Reach Out. Chances are, this test isn’t one of a kind. Other people in your agency have taken something similar. Discuss and receive advice or feedback. This isn’t cheating. This is learning. There is a difference between asking for the answers to the test and asking for guidance on how you should prepare. That is what makes the difference between good officers and supervisors in the field- they know how to access resources and take the initiative to do so.
Study. Many processes involve a written exam component. This is where you hit the books. They should outline the material you are responsible for. If not, hone in on key criminal law, standard operating procedure, department polices, case law and even union contract rules. Make/print copies, highlight, take notes and make flash cards. Study with a friend who is testing as well- wouldn’t hurt to take the #1 and #2 spots on the list, right?
Anticipate. After you’ve been working through the above sections, you can plan on the types of questions or problems you may run into. This can come in the form of interview questions and scenarios. Most interviews ask about things they want you to prove. Think about what your agency wants in a leader. Problem solving? Working in a team through conflict? Accessing resources and engaging stakeholders for a solution? Of course. Man, that sounds good… write that down!
It pays to come up with those big calls or cases where you made the integral difference. The problems that arose where you facilitated and saw through a creative response and took the lead. Where you organized people and/or tasks to make things better at the present time- or better yet- the future.
Practice. “Practice makes perfect.” Some wiser people reframe, “Perfect practice makes permanent.” Focus on quality reps to ensure optimal performance. This means focusing on delivery of your role-playing scenarios and answering your interview questions. It might be helpful to write an outline of your desired responses, and ramble through the main points you want to hit in your free time. Eventually, it will make a critical difference when you graduate past this. You will want to take time to sit upright at a table, with ideal posture, inflexion, and a charismatic smile and body language. You will want to practice the flow and pace of your answers so you don’t sound scattered or choppy. You will want to get a sense of how long it takes for you to present your ideas, so you don’t rush or get cut off when you hit the time limit.

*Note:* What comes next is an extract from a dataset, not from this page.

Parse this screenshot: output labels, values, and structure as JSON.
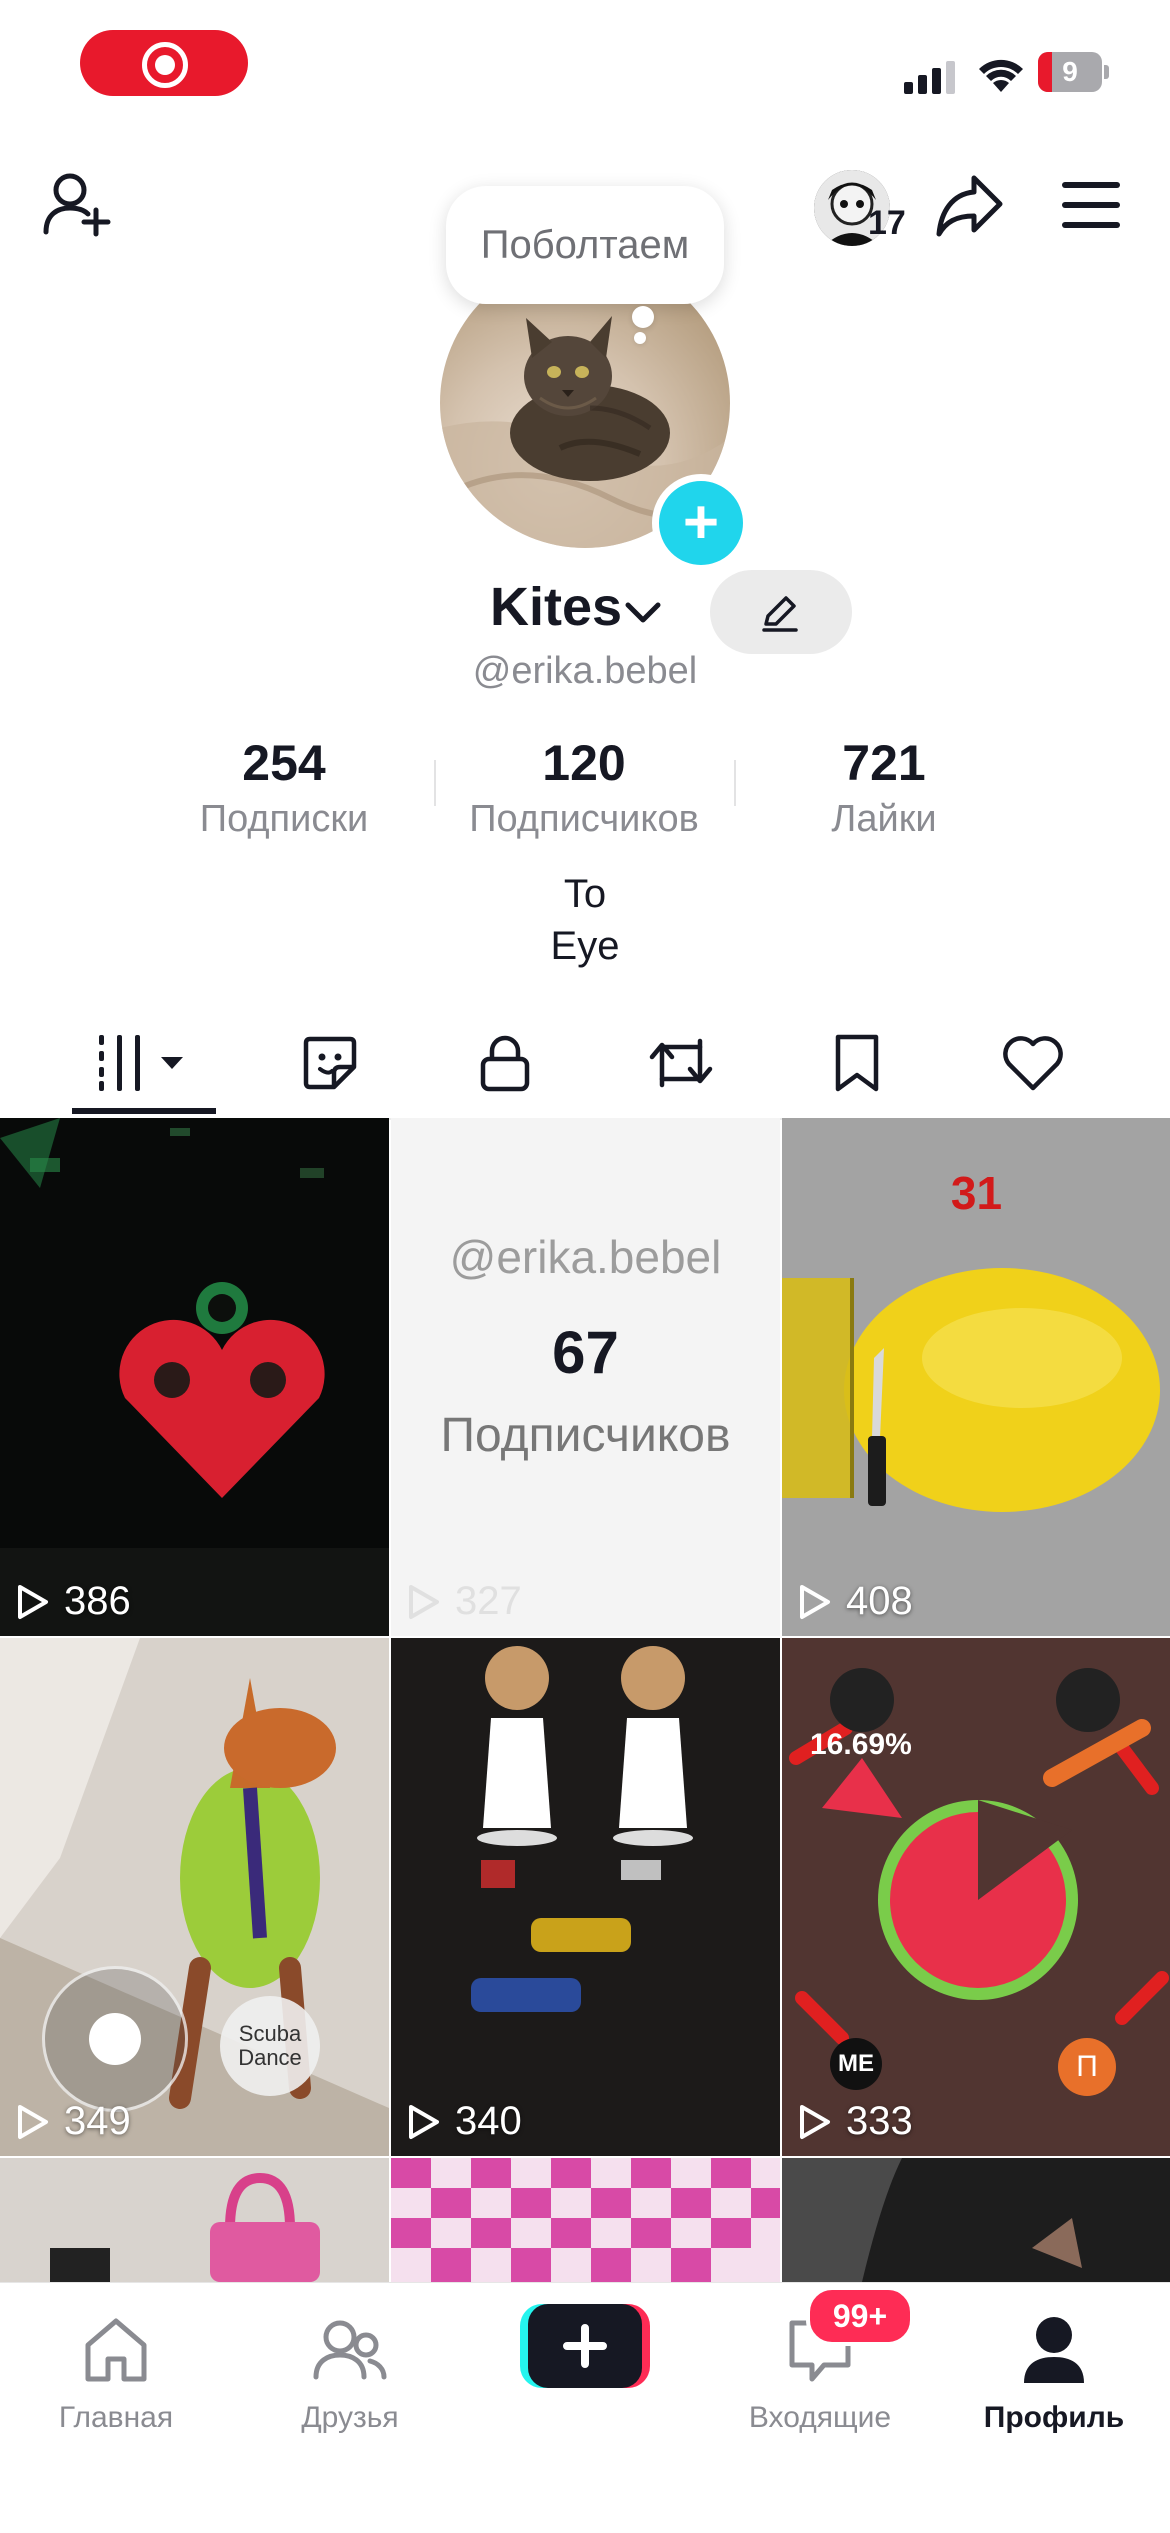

There are many components to most promotional processes. A holistic preparation for top performance will take preparing in a variety of modes. Investing time to study, plan and practice will allow for the greatest opportunity for success.
A leader is someone who goes the extra mile. True leaders foresee challenges and opportunities. They invest effort to refine and develop their skills so they can rise to the occasion and deliver for their teams. An effective testing process with an effective tester thus will produce a credible candidate list. Where you end up on that list is namely up to you. Good luck- or as Harvey Dent suggests in The Dark Knight- make your own.
You got questions? I got answers. Send me a message, comment, or hit me up @bluegritwellness on IG or firstname.lastname@example.org . Your questions or topic could be featured!